(THE TASK) Reproduce each line of the material exactly as it reads.

(INFORMATION PROVIDED)

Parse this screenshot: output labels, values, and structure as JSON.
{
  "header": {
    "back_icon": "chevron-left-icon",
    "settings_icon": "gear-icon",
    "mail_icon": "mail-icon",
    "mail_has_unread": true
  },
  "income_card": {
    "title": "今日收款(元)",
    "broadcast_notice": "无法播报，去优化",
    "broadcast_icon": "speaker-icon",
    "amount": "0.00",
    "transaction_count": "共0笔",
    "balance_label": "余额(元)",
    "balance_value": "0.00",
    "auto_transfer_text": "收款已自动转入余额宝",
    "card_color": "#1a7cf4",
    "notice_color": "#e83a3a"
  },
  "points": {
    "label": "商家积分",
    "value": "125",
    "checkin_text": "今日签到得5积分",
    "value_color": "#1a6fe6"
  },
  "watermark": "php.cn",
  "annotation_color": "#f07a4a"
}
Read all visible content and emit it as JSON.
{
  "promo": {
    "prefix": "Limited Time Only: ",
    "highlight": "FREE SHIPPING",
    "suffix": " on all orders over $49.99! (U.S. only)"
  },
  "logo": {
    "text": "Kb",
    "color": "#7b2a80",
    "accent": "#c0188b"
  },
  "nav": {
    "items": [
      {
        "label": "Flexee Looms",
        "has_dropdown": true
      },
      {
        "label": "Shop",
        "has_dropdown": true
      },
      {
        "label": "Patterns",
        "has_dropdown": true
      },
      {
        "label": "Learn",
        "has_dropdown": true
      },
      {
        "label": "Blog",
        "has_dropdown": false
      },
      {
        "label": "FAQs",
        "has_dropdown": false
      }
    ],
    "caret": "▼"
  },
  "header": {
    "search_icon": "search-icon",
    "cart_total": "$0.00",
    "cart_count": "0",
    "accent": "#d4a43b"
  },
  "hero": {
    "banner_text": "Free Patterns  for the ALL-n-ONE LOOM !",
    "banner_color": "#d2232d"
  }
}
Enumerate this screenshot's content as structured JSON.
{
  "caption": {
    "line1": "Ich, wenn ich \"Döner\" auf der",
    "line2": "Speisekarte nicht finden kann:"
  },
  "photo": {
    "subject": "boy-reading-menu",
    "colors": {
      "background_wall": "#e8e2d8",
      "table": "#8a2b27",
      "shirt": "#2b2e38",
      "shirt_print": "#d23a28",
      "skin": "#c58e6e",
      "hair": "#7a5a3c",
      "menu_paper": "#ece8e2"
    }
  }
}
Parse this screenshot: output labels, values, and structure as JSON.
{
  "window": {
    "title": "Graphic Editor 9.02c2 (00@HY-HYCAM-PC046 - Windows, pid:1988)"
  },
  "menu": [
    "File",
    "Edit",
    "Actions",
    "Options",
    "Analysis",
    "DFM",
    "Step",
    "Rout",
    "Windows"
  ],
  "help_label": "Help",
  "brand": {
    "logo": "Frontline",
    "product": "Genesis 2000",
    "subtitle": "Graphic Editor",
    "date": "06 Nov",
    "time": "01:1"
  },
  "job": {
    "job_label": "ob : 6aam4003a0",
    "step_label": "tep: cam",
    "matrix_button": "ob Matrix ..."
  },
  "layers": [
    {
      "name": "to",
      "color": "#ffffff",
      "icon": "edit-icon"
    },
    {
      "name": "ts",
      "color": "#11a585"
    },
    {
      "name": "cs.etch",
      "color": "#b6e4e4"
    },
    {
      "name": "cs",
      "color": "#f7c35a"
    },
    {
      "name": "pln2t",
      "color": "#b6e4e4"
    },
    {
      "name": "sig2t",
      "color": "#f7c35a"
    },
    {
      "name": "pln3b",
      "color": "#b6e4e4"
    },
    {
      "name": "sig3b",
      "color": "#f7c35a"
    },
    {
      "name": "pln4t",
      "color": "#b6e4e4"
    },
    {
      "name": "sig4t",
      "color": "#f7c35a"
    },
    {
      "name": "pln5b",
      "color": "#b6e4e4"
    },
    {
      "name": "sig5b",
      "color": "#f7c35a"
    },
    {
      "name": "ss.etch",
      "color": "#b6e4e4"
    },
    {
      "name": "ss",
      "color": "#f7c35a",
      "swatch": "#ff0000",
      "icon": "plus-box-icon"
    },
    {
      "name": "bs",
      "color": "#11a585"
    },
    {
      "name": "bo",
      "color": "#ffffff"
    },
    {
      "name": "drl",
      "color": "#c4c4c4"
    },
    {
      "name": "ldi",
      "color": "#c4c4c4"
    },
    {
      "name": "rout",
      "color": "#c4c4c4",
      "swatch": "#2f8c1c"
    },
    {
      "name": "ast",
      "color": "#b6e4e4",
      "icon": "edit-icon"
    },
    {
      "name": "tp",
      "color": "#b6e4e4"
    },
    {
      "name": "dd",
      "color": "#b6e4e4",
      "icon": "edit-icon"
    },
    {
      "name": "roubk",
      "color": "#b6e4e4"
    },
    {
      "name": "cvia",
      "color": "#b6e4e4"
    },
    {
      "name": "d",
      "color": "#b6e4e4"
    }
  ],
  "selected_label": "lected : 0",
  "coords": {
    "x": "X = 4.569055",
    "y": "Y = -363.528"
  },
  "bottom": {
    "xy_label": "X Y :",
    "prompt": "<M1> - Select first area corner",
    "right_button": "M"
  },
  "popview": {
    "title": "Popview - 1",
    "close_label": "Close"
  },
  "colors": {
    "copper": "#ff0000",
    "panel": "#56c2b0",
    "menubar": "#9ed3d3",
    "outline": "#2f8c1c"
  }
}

(ANSWER FOR THIS EXERCISE)
Parse this screenshot: output labels, values, and structure as JSON.
{
  "header": {
    "back_icon": "chevron-left-icon",
    "settings_icon": "gear-icon",
    "mail_icon": "mail-icon",
    "mail_has_unread": true
  },
  "income_card": {
    "title": "今日收款(元)",
    "broadcast_notice": "无法播报，去优化",
    "broadcast_icon": "speaker-icon",
    "amount": "0.00",
    "transaction_count": "共0笔",
    "balance_label": "余额(元)",
    "balance_value": "0.00",
    "auto_transfer_text": "收款已自动转入余额宝",
    "card_color": "#1a7cf4",
    "notice_color": "#e83a3a"
  },
  "points": {
    "label": "商家积分",
    "value": "125",
    "checkin_text": "今日签到得5积分",
    "value_color": "#1a6fe6"
  },
  "watermark": "php.cn",
  "annotation_color": "#f07a4a"
}
Read all visible content and emit it as JSON.
{
  "promo": {
    "prefix": "Limited Time Only: ",
    "highlight": "FREE SHIPPING",
    "suffix": " on all orders over $49.99! (U.S. only)"
  },
  "logo": {
    "text": "Kb",
    "color": "#7b2a80",
    "accent": "#c0188b"
  },
  "nav": {
    "items": [
      {
        "label": "Flexee Looms",
        "has_dropdown": true
      },
      {
        "label": "Shop",
        "has_dropdown": true
      },
      {
        "label": "Patterns",
        "has_dropdown": true
      },
      {
        "label": "Learn",
        "has_dropdown": true
      },
      {
        "label": "Blog",
        "has_dropdown": false
      },
      {
        "label": "FAQs",
        "has_dropdown": false
      }
    ],
    "caret": "▼"
  },
  "header": {
    "search_icon": "search-icon",
    "cart_total": "$0.00",
    "cart_count": "0",
    "accent": "#d4a43b"
  },
  "hero": {
    "banner_text": "Free Patterns  for the ALL-n-ONE LOOM !",
    "banner_color": "#d2232d"
  }
}
Enumerate this screenshot's content as structured JSON.
{
  "caption": {
    "line1": "Ich, wenn ich \"Döner\" auf der",
    "line2": "Speisekarte nicht finden kann:"
  },
  "photo": {
    "subject": "boy-reading-menu",
    "colors": {
      "background_wall": "#e8e2d8",
      "table": "#8a2b27",
      "shirt": "#2b2e38",
      "shirt_print": "#d23a28",
      "skin": "#c58e6e",
      "hair": "#7a5a3c",
      "menu_paper": "#ece8e2"
    }
  }
}
Parse this screenshot: output labels, values, and structure as JSON.
{
  "window": {
    "title": "Graphic Editor 9.02c2 (00@HY-HYCAM-PC046 - Windows, pid:1988)"
  },
  "menu": [
    "File",
    "Edit",
    "Actions",
    "Options",
    "Analysis",
    "DFM",
    "Step",
    "Rout",
    "Windows"
  ],
  "help_label": "Help",
  "brand": {
    "logo": "Frontline",
    "product": "Genesis 2000",
    "subtitle": "Graphic Editor",
    "date": "06 Nov",
    "time": "01:1"
  },
  "job": {
    "job_label": "ob : 6aam4003a0",
    "step_label": "tep: cam",
    "matrix_button": "ob Matrix ..."
  },
  "layers": [
    {
      "name": "to",
      "color": "#ffffff",
      "icon": "edit-icon"
    },
    {
      "name": "ts",
      "color": "#11a585"
    },
    {
      "name": "cs.etch",
      "color": "#b6e4e4"
    },
    {
      "name": "cs",
      "color": "#f7c35a"
    },
    {
      "name": "pln2t",
      "color": "#b6e4e4"
    },
    {
      "name": "sig2t",
      "color": "#f7c35a"
    },
    {
      "name": "pln3b",
      "color": "#b6e4e4"
    },
    {
      "name": "sig3b",
      "color": "#f7c35a"
    },
    {
      "name": "pln4t",
      "color": "#b6e4e4"
    },
    {
      "name": "sig4t",
      "color": "#f7c35a"
    },
    {
      "name": "pln5b",
      "color": "#b6e4e4"
    },
    {
      "name": "sig5b",
      "color": "#f7c35a"
    },
    {
      "name": "ss.etch",
      "color": "#b6e4e4"
    },
    {
      "name": "ss",
      "color": "#f7c35a",
      "swatch": "#ff0000",
      "icon": "plus-box-icon"
    },
    {
      "name": "bs",
      "color": "#11a585"
    },
    {
      "name": "bo",
      "color": "#ffffff"
    },
    {
      "name": "drl",
      "color": "#c4c4c4"
    },
    {
      "name": "ldi",
      "color": "#c4c4c4"
    },
    {
      "name": "rout",
      "color": "#c4c4c4",
      "swatch": "#2f8c1c"
    },
    {
      "name": "ast",
      "color": "#b6e4e4",
      "icon": "edit-icon"
    },
    {
      "name": "tp",
      "color": "#b6e4e4"
    },
    {
      "name": "dd",
      "color": "#b6e4e4",
      "icon": "edit-icon"
    },
    {
      "name": "roubk",
      "color": "#b6e4e4"
    },
    {
      "name": "cvia",
      "color": "#b6e4e4"
    },
    {
      "name": "d",
      "color": "#b6e4e4"
    }
  ],
  "selected_label": "lected : 0",
  "coords": {
    "x": "X = 4.569055",
    "y": "Y = -363.528"
  },
  "bottom": {
    "xy_label": "X Y :",
    "prompt": "<M1> - Select first area corner",
    "right_button": "M"
  },
  "popview": {
    "title": "Popview - 1",
    "close_label": "Close"
  },
  "colors": {
    "copper": "#ff0000",
    "panel": "#56c2b0",
    "menubar": "#9ed3d3",
    "outline": "#2f8c1c"
  }
}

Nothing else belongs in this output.